One of the biggest challenges when getting started on your dissertation can be choosing a suitable topic. If you're lucky, you may have a clear idea of what you wish to write about. But often, it's a lot more complicated than that and your search may seem daunting and overwhelming.
This brief guide will help you find your way through the forest and find a suitable topic for your dissertation.
Choosing a topic
- Think carefully about your own interests. What topics during your studies have you found most interesting? Is there a particular area that is linked directly to future career aspirations? Is there a topic you find straightforward and confident about? Is there an area you wish to explore in more depth?
- Talk to your classmates. Find out what topics they're investigating and considering. Does this spark your interest? Discuss your ideas and choices with them, and find out what they think. Have they encountered any problems? Their questions and feedback may help you decide if your choice is any good, or help you sharpen your focus.

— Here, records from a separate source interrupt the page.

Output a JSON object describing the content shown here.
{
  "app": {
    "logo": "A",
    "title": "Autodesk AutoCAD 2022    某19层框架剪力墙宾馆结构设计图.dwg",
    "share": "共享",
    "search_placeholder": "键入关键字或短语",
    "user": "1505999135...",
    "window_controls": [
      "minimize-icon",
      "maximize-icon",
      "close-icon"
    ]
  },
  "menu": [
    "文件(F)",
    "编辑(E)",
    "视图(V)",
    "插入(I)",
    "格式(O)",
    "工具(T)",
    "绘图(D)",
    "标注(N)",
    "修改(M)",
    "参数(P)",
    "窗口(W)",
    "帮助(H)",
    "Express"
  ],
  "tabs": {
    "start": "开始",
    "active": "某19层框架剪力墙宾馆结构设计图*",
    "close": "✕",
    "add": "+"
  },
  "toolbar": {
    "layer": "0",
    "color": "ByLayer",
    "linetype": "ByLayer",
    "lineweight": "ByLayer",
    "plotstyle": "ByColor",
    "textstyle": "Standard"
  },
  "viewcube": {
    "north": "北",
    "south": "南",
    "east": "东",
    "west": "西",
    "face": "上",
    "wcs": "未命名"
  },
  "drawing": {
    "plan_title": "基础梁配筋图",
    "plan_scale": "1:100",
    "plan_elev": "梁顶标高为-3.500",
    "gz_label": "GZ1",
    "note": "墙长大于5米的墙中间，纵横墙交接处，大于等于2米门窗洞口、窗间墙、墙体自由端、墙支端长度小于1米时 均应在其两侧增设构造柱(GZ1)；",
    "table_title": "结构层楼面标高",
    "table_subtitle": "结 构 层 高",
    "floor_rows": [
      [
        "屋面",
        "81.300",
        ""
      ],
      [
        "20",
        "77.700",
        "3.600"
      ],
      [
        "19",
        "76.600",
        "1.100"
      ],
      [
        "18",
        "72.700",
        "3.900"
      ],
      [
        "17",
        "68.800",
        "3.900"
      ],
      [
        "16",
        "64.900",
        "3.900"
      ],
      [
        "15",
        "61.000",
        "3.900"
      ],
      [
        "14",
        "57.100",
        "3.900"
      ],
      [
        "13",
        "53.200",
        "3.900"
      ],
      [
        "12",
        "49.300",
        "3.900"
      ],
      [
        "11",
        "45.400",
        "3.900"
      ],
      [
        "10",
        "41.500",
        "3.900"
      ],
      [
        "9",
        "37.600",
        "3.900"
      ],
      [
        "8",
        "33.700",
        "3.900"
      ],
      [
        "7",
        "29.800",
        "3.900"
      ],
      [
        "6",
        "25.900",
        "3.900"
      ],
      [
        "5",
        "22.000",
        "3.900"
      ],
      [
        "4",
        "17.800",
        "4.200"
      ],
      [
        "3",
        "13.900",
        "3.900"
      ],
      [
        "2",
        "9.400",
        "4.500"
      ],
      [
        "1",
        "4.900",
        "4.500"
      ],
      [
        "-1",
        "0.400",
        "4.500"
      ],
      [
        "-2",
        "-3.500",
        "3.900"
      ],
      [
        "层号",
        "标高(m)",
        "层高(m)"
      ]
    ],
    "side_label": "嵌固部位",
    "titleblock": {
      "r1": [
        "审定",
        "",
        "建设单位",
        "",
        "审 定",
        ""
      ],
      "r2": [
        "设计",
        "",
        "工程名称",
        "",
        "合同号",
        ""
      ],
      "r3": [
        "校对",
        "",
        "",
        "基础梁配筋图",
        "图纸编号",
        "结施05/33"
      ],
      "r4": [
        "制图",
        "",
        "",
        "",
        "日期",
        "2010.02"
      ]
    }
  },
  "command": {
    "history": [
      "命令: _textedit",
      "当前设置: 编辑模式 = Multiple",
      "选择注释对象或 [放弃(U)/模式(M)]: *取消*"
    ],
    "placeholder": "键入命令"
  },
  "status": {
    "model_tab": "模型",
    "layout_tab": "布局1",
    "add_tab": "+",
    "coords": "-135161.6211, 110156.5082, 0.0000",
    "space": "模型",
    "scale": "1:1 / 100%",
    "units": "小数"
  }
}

- Check out past dissertations in the library (available online). Look at titles of research papers in your subject and read the abstracts of those you find most interesting. This may springboard ideas of where you could take your research.
- Look for controversies and/or topics that you've been sceptical about. Is there something in your course that has sparked debate and argument? It's often the case that controversial issues generate significant amounts of research, and so such topics are ripe for investigation with plenty of supporting evidence.
- Create a shortlist and generate some provisional research questions. These questions can range from simple definition and explanations to more complex critical and evaluative types. Do some initial digging and you may find that one or two of these questions become the actual research questions(s) you use for your dissertation.
- Choose a topic with sufficient, relevant and up-to-date resources. It's vital that you're able to fully support your research with evidence - academic papers, data and stats, studies, theories, arguments, positions, experimental development etc. If you find it difficult to locate related and relevant sources, then you may be heading down a dead end and you should consider another topic.
I hope this short guide has helped you focus your thoughts and ideas, and kickstarts your writing.
Adapted from: https://www2.le.ac.uk/offices/ld/all-resources/writing/writing-resources/planning-and-conducting-a-dissertation-research-project